Belarus has offered Zimbabwe a facility of 500 buses to modernise its mass public transport system, as the recent visit by President Mnangagwa to Eurasia begins to yield fruit.
The Head of State and Government visited Belarus, Azerbaijan and Kazakhstan in a week-long tour of the subcontinent.
In their meeting, Belarusian President Alexander Lukashenko offered Zimbabwe 500 buses, a boost for the country which is moving towards mass public transportation in line with both the Transitional Stabilisation Programme and Vision 2030 blueprints.
Briefing journalists after yesterday’s Cabinet meeting, Information, Publicity and Broadcasting Services Minister Monica Mutsvangwa said: “Belarus has offered to help develop Zimbabwe as a regional transport hub using its own experiences.
“Belarus also offered to provide Zimbabwe with an initial 500 buses with the possibility of increasing the number in future.”
“The TSP talks about modernising public transport and this is part of that. We know our people are suffering a lot and Government interventions have given a relief to our people in the urban areas but there is still a lot more work to be done to make sure we give that kind of relief to people in rural areas and inter-city.”
It is estimated that over one million people use the urban transport system countrywide.
Finance and Economic Development Minister Professor Mthuli Ncube said the Government was looking at the latest offer.
“It is really an offer from Belarus that we have to evaluate and see how we can obviously take,” he said.
During their talks, Presidents Mnangagwa and Lukashenko advanced a grand infrastructure scheme in road and rail network that could make Zimbabwe a regional transport and logistics hub.
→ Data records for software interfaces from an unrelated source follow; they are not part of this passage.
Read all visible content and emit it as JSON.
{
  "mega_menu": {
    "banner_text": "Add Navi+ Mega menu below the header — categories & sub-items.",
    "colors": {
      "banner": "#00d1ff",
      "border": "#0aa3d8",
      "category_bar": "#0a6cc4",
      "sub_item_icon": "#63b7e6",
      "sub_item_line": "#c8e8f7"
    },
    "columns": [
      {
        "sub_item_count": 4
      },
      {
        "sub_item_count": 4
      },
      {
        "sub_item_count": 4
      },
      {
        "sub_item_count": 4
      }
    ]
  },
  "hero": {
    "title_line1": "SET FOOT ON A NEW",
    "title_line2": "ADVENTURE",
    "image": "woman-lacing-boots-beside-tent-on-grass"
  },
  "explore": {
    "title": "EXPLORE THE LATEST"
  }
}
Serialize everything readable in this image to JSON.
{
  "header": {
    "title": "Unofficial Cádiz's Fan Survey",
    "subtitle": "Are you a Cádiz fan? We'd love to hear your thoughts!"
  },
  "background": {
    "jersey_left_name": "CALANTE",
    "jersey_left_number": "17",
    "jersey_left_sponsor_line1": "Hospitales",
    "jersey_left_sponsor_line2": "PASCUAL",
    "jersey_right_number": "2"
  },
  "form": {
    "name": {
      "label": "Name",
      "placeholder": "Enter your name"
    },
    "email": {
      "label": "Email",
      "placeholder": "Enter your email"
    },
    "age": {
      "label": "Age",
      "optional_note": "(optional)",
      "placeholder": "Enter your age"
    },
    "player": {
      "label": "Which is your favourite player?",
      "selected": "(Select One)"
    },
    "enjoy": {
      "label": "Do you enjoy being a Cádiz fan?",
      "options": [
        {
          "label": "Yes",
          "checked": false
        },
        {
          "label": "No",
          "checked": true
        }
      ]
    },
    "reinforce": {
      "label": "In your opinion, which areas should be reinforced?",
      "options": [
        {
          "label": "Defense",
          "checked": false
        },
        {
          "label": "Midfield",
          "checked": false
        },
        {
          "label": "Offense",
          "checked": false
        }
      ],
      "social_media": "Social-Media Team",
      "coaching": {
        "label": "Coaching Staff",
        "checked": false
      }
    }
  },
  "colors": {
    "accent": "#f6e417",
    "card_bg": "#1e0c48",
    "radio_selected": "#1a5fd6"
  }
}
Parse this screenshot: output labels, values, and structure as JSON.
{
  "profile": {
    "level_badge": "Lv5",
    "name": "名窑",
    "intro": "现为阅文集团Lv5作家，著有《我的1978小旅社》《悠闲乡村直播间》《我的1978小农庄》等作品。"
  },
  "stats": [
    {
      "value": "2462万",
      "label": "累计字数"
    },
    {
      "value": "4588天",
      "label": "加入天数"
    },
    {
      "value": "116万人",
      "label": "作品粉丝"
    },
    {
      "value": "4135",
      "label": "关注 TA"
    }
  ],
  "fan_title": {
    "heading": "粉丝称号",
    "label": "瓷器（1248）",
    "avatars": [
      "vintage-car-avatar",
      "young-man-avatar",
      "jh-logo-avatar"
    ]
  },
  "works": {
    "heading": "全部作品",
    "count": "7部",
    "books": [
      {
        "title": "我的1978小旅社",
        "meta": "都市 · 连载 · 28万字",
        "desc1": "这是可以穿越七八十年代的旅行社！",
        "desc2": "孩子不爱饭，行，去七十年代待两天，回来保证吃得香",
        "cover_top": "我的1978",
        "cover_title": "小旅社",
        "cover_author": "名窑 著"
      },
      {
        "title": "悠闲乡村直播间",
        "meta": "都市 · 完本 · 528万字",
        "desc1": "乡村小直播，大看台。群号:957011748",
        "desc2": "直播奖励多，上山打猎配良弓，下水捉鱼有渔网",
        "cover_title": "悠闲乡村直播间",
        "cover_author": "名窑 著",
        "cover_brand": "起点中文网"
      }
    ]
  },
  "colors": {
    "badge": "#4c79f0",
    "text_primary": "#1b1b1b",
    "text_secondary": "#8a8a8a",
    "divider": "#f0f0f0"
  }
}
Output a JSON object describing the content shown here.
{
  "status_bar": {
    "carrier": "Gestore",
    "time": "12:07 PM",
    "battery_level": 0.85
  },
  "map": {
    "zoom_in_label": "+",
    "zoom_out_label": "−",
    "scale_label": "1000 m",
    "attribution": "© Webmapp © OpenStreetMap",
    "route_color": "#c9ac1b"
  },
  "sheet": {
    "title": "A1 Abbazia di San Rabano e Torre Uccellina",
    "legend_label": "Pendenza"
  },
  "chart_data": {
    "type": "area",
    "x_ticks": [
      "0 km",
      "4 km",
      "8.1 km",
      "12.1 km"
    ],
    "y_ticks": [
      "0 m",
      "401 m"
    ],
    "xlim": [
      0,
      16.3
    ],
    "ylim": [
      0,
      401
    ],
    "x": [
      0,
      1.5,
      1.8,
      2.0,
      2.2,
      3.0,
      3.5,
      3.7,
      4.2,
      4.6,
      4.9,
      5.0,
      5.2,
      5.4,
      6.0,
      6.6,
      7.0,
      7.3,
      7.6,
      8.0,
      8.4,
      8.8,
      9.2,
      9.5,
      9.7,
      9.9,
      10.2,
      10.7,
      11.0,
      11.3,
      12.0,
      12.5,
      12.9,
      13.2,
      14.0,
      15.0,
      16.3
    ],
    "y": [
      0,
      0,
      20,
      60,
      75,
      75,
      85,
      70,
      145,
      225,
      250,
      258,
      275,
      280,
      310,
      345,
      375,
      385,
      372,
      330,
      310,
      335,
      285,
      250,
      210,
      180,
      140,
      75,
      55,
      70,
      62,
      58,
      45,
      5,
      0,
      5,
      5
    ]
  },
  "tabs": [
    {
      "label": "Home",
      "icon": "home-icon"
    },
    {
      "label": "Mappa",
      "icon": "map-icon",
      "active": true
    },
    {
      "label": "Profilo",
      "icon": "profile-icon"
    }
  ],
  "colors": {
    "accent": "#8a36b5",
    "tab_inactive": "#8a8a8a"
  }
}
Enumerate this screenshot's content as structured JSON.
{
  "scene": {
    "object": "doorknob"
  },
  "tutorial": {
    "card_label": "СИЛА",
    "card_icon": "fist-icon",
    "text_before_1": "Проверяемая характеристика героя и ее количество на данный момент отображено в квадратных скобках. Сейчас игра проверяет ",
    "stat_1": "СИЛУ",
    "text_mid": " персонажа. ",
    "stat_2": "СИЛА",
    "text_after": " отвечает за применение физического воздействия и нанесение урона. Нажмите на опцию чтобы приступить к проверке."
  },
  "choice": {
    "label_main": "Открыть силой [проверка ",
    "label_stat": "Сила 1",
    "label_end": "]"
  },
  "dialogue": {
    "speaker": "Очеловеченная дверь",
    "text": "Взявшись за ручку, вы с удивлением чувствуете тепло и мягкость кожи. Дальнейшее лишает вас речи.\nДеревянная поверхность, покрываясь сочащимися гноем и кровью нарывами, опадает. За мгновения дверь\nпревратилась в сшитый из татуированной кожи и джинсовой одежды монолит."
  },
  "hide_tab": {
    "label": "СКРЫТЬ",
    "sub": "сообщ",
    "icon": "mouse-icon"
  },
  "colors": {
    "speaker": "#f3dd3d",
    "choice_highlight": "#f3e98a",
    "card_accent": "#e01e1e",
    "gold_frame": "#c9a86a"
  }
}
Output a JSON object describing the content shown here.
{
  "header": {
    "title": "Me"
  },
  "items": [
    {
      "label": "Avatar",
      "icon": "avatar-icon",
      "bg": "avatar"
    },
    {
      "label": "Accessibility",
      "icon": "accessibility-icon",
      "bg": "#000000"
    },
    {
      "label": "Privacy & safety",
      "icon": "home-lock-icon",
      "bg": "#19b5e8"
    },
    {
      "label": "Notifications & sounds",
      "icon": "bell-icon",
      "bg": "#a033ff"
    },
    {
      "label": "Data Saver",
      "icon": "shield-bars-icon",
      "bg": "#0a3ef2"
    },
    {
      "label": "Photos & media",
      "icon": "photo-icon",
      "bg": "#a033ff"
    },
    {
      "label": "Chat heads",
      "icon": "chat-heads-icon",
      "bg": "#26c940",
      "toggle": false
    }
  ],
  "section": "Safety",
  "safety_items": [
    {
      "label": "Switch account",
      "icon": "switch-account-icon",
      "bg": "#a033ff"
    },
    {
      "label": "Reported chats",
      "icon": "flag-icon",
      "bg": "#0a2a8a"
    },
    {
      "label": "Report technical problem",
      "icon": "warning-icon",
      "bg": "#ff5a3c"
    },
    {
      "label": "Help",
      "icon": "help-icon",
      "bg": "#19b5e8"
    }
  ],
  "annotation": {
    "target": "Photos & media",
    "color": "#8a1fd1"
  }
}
It is being formulated under a tripartite arrangement involving Zimbabwe, Belarus and China, to link the Indian and Atlantic oceans, across Southern Africa and through Zimbabwe.
A joint venture company will in the coming weeks be registered to advance the ambitious project, underlining Belarus’ importance as a mechanisation partner following recent successes in equipping Zimbabwe’s agriculture and mining sectors.